The team has tested the system on 40 elderly with known diagnoses. 9 out of 10 of the females had osteoporosis, almost two-thirds of the men. The error rate is less than 2 percent, the team says. The team has begun the compilation of a knowledge base contained validated X-ray images to which the computer algorithm compares new X-rays. This database can be added to with new verified images once a definitive diagnosis has been made and so the system will improve with use.

"The new tool is a cost-effective solution, as it uses the existing facilities available in hospitals and thus, imparts no extra financial burden on healthcare providers or patients for quantitative estimation of osteoporosis," the researchers say. They point out that the same computerized diagnosis could be adapted to analyze bone deformity, scoliosis measurement, X-ray cracks and fractures.

Explore further: Faradair team determined to make hybrid BEHA fly

More information: "Computer aided diagnostic tool for osteoporosis estimation" in Int. J. Biomedical Engineering and Technology, 2012, 9, 316-324. DOI: 10.1504/IJBET.2012.049216

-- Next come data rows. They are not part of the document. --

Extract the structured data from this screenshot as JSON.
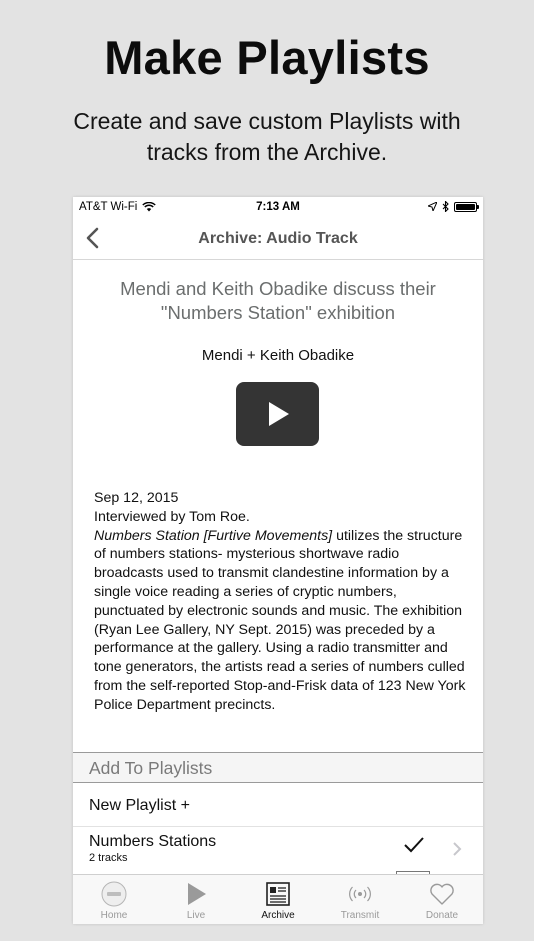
{
  "promo": {
    "title": "Make Playlists",
    "subtitle": "Create and save custom Playlists with tracks from the Archive."
  },
  "status_bar": {
    "carrier": "AT&T Wi-Fi",
    "time": "7:13 AM"
  },
  "nav": {
    "title": "Archive: Audio Track"
  },
  "track": {
    "title": "Mendi and Keith Obadike discuss their \"Numbers Station\" exhibition",
    "artist": "Mendi + Keith Obadike",
    "date": "Sep 12, 2015",
    "interviewer": "Interviewed by Tom Roe.",
    "description_italic": "Numbers Station [Furtive Movements]",
    "description_rest": " utilizes the structure of numbers stations- mysterious shortwave radio broadcasts used to transmit clandestine information by a single voice reading a series of cryptic numbers, punctuated by electronic sounds and music. The exhibition (Ryan Lee Gallery, NY Sept. 2015) was preceded by a performance at the gallery. Using a radio transmitter and tone generators, the artists read a series of numbers culled from the self-reported Stop-and-Frisk data of 123 New York Police Department precincts."
  },
  "playlists": {
    "header": "Add To Playlists",
    "new_label": "New Playlist +",
    "items": [
      {
        "name": "Numbers Stations",
        "count": "2 tracks",
        "checked": true
      }
    ]
  },
  "tabs": [
    {
      "label": "Home",
      "icon": "home-logo-icon",
      "active": false
    },
    {
      "label": "Live",
      "icon": "play-icon",
      "active": false
    },
    {
      "label": "Archive",
      "icon": "archive-icon",
      "active": true
    },
    {
      "label": "Transmit",
      "icon": "broadcast-icon",
      "active": false
    },
    {
      "label": "Donate",
      "icon": "heart-icon",
      "active": false
    }
  ],
  "colors": {
    "background": "#e3e3e3",
    "play_button": "#343434",
    "inactive_tab": "#9a9a9a"
  }
}
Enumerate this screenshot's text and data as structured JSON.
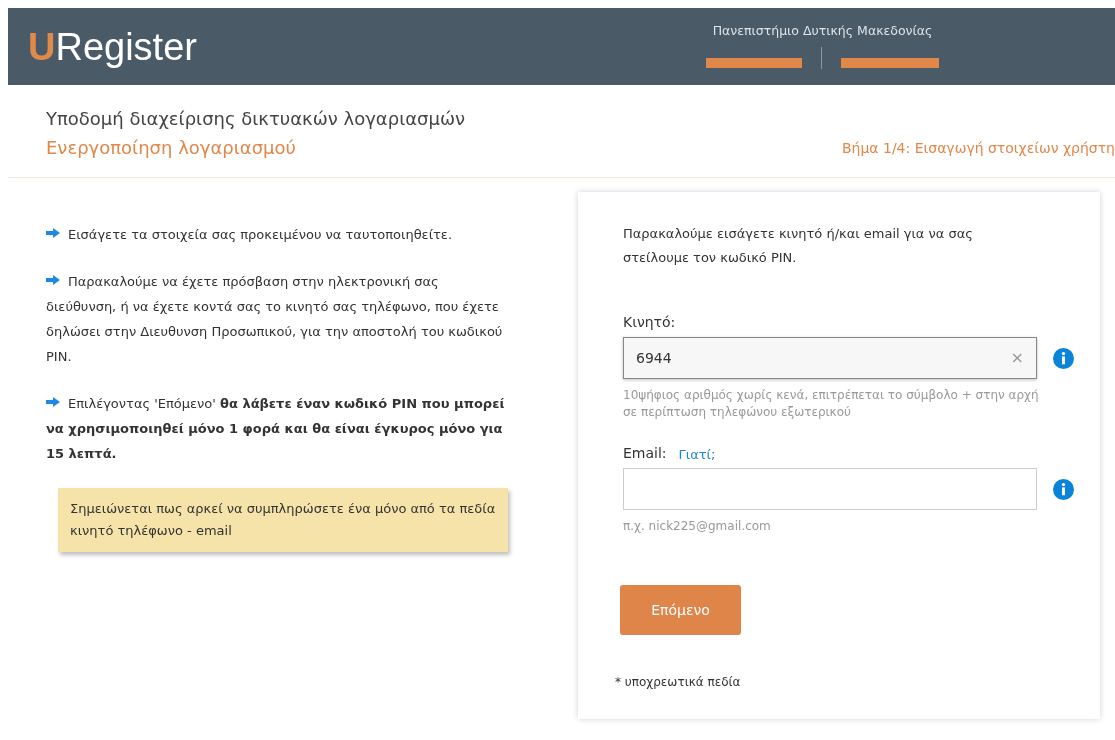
{
  "header": {
    "logo_letter": "U",
    "logo_rest": "Register",
    "institution": "Πανεπιστήμιο Δυτικής Μακεδονίας"
  },
  "page": {
    "title": "Υποδομή διαχείρισης δικτυακών λογαριασμών",
    "subtitle": "Ενεργοποίηση λογαριασμού",
    "step": "Βήμα 1/4: Εισαγωγή στοιχείων χρήστη"
  },
  "instructions": [
    {
      "text": "Εισάγετε τα στοιχεία σας προκειμένου να ταυτοποιηθείτε."
    },
    {
      "text": "Παρακαλούμε να έχετε πρόσβαση στην ηλεκτρονική σας διεύθυνση, ή να έχετε κοντά σας το κινητό σας τηλέφωνο, που έχετε δηλώσει στην Διευθυνση Προσωπικού, για την αποστολή του κωδικού PIN."
    },
    {
      "text": "Επιλέγοντας 'Επόμενο' **θα λάβετε έναν κωδικό PIN που μπορεί να χρησιμοποιηθεί μόνο 1 φορά και θα είναι έγκυρος μόνο για 15 λεπτά.**"
    }
  ],
  "note": "Σημειώνεται πως αρκεί να συμπληρώσετε ένα μόνο από τα πεδία κινητό τηλέφωνο - email",
  "form": {
    "intro": "Παρακαλούμε εισάγετε κινητό ή/και email για να σας στείλουμε τον κωδικό PIN.",
    "fields": [
      {
        "label": "Κινητό:",
        "value": "6944",
        "focused": true,
        "clear_icon": "×",
        "help": "10ψήφιος αριθμός χωρίς κενά, επιτρέπεται το σύμβολο + στην αρχή σε περίπτωση τηλεφώνου εξωτερικού"
      },
      {
        "label": "Email:",
        "link": "Γιατί;",
        "focused": false,
        "help": "π.χ. nick225@gmail.com"
      }
    ],
    "button": "Επόμενο",
    "footnote": "* υποχρεωτικά πεδία"
  }
}
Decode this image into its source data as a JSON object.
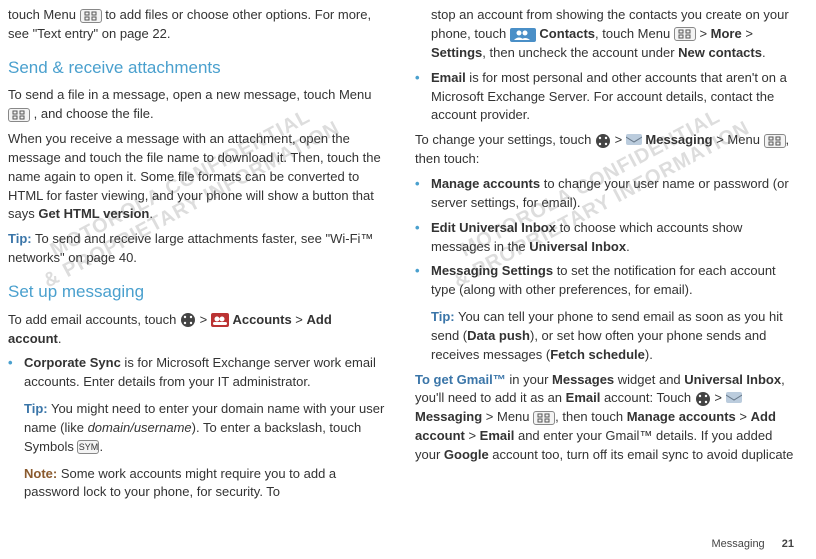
{
  "left": {
    "intro_a": "touch Menu",
    "intro_b": "to add files or choose other options. For more, see \"Text entry\" on page 22.",
    "h1": "Send & receive attachments",
    "p2a": "To send a file in a message, open a new message, touch Menu",
    "p2b": ", and choose the file.",
    "p3a": "When you receive a message with an attachment, open the message and touch the file name to download it. Then, touch the name again to open it. Some file formats can be converted to HTML for faster viewing, and your phone will show a button that says ",
    "p3b": "Get HTML version",
    "tip1_label": "Tip:",
    "tip1_text": " To send and receive large attachments faster, see \"Wi-Fi™ networks\" on page 40.",
    "h2": "Set up messaging",
    "p5a": "To add email accounts, touch ",
    "accounts_label": " Accounts",
    "p5b": "Add account",
    "b1a": "Corporate Sync",
    "b1b": " is for Microsoft Exchange server work email accounts. Enter details from your IT administrator.",
    "tip2_label": "Tip:",
    "tip2_text": " You might need to enter your domain name with your user name (like ",
    "tip2_italic": "domain/username",
    "tip2_tail": "). To enter a backslash, touch Symbols ",
    "note1_label": "Note:",
    "note1_text": " Some work accounts might require you to add a password lock to your phone, for security. To",
    "sym_label": "SYM"
  },
  "right": {
    "p1a": "stop an account from showing the contacts you create on your phone, touch ",
    "contacts_label": " Contacts",
    "p1b": ", touch Menu ",
    "more_label": "More",
    "settings_label": "Settings",
    "p1c": ", then uncheck the account under ",
    "newcontacts_label": "New contacts",
    "b2a": "Email",
    "b2b": " is for most personal and other accounts that aren't on a Microsoft Exchange Server. For account details, contact the account provider.",
    "p3a": "To change your settings, touch ",
    "messaging_label": " Messaging",
    "p3b": " > Menu ",
    "p3c": ", then touch:",
    "b3a": "Manage accounts",
    "b3b": " to change your user name or password (or server settings, for email).",
    "b4a": "Edit Universal Inbox",
    "b4b": " to choose which accounts show messages in the ",
    "b4c": "Universal Inbox",
    "b5a": "Messaging Settings",
    "b5b": " to set the notification for each account type (along with other preferences, for email).",
    "tip3_label": "Tip:",
    "tip3_text_a": " You can tell your phone to send email as soon as you hit send (",
    "tip3_bold1": "Data push",
    "tip3_text_b": "), or set how often your phone sends and receives messages (",
    "tip3_bold2": "Fetch schedule",
    "tip3_text_c": ").",
    "gmail_head": "To get Gmail™",
    "gmail_a": " in your ",
    "gmail_b1": "Messages",
    "gmail_b": " widget and ",
    "gmail_b2": "Universal Inbox",
    "gmail_c": ", you'll need to add it as an ",
    "gmail_b3": "Email",
    "gmail_d": " account: Touch ",
    "gmail_e": " > Menu ",
    "gmail_f": ", then touch ",
    "gmail_b4": "Manage accounts",
    "gmail_b5": "Add account",
    "gmail_b6": "Email",
    "gmail_g": " and enter your Gmail™ details. If you added your ",
    "gmail_b7": "Google",
    "gmail_h": " account too, turn off its email sync to avoid duplicate"
  },
  "footer": {
    "section": "Messaging",
    "page": "21"
  },
  "watermark": "MOTOROLA CONFIDENTIAL\n& PROPRIETARY INFORMATION"
}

add to favorites email to friend print save as pdf

Related Stories

Osteoporosis care at risk in the United States

Nov 12, 2008

The reimbursement cuts run contrary to existing federal initiatives already in place to increase fracture prevention efforts and improve the prevention, diagnosis and treatment of osteoporosis.

Simple ultrasound exam may predict osteoporosis risk

Jun 24, 2008

OAK BROOK, Ill. – An ultrasound exam of the heel may be able to predict if a woman is at heightened risk for fractures due to osteoporosis, according to a new multicenter study being published in the July issue of the journal ...

A new method for more accurate assessment of osteoporosis

Mar 08, 2012

Laser-based measurements are proving to be a promising method for the assessment of osteoporosis. The team led by Professor Jussi Timonen has developed an ultrasound technique that use laser beams for a rapid and accurate ...

Recommended for you

Faradair team determined to make hybrid BEHA fly

15 hours ago

Aiming to transform their concept into a real success, the Faradair team behind a six-seat Bio-Electric-Hybrid-Aircraft (BEHA) have taken this hybrid aircraft project into a crowdfunding campaign on Kickstarter. ...

How polymer banknotes were invented

Nov 26, 2014

The Reserve Bank of Australia (RBA) and CSIRO's 20-year "bank project" resulted in the introduction of the polymer banknote – the first ever of its kind, and the most secure form of currency in the world. ...

Enabling the hearing impaired to locate human speakers

Nov 26, 2014

New wireless microphones systems developed at EPFL should allow the hearing impaired to aurally identify, even with closed eyes, the location of the person speaking. This new technology will be used in classrooms ...

User comments : 0

Please sign in to add a comment. Registration is free, and takes less than a minute. Read more

Click here to reset your password.
Sign in to get notified via email when new comments are made.